We have had two big dreams during 19th and 29th century, and both were very costly for the nation, whilst eventually they proved wrong: the communism and nationalism. They were the answers to animosities among nations, states, religions. Those were two huge driving ideologies that in the end provoked negative forces among the people. The question is: what should a driving idea be like to provoke the positive side in the people? We should not abandon the faith in the existence of an idea having such power. You cannot motivate people with insufficient assistance, incomplete support to their development, with a little of this and a little of that, any of it is unsatisfactory. These people need to cling to a meaning for existence, not only individually, but also in their collective lives. European integration may take upon itself such role, if it develops into a vision, instead of remaining just a bureaucratic concept; if a visionary and capable management takes lead in Europe, the management that will understand that European future will depend on the way the entire European continent shapes up, instead of focusing on several European countries only; if we soon start with building up the comprehensive vision of Europe, than we will be have that powerful tool I spoke of, in our hands; because any love, almost any love lasts for some time and then starts dying out. I am not aware of your own experience, but this is the standard. The eternal love, that unfortunate love that follows us until the day we die existed in middle ages. In 21st century, when one love fails you, one seeks for another. If Europe remains that bureaucratic as it proved to be during the past years, the people whose love is not responded to with warm feelings, will seek for its replacement; and the first best, or first worst solution is, of course, the nationalism. Because, great loves are rare and it is dangerous to promote European idea without sufficient energy involved. The idea of nationalism, although wrong, is strong and easily replaces other ideas, which only means that we are at the beginning of a new horrible phase in European history, again.

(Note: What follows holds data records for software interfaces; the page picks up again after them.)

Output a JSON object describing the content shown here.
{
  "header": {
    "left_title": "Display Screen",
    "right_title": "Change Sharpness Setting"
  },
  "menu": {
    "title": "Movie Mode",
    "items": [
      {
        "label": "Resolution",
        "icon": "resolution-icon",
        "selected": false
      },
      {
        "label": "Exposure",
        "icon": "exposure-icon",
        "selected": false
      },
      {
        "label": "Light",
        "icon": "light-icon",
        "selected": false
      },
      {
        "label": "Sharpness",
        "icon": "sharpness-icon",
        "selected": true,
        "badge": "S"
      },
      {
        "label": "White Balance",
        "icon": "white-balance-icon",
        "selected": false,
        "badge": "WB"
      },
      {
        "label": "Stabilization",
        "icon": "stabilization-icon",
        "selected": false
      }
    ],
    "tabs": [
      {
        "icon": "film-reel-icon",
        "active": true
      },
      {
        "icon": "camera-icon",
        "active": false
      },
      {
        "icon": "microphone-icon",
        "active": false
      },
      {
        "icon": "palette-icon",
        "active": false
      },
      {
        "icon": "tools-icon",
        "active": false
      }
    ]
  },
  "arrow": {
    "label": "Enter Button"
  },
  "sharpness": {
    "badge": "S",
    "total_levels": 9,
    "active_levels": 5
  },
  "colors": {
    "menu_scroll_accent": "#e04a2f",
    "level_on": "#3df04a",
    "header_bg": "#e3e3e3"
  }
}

Without the entirety, Europe will not be stable and will not be able to play the role in the world history. My message is the following: it is of course true that the positive forces in the Balkan countries are decisive, but we also need the positive energy to come from Europe. Such energy must not be limited to material one, it must contain idealism and emotion. I may have the wrong impression, since I do not live in Central Europe, but it seems to me that Europe itself and the idea of Europe is gradually being narrowed down to protocol, bureaucracy, procedural matters. There is a deficit of European identity in Europe alone, and in order for it to give us some more hope, it has to create that positive energy. Europe itself has to know why the European model is better than any other. That is why this combination of solidarity, freedom, market economy, born in Europe, seems better than any other elsewhere. I do not see much enthusiasm about this project and I do not see many people in Europe trying to persuade the World that European model is good and that it is not only about economy or development of cities, that it is not only about reaching quality standards, but that this project equally involves soul. We do need European soul, and we have one, in spite of not being the EU members.
Zoran Đinđić speech at Churchill Symposium at University of Zurich, Switzerland on 10 October 2002.
We publish this text on the occasion of 13 years of the assassination of dr Zoran Đunđić, Prime Minister of the Republic Serbia (2001 – 2003).
We deeply thank the “Zoran Đinđić Foundation” for this text.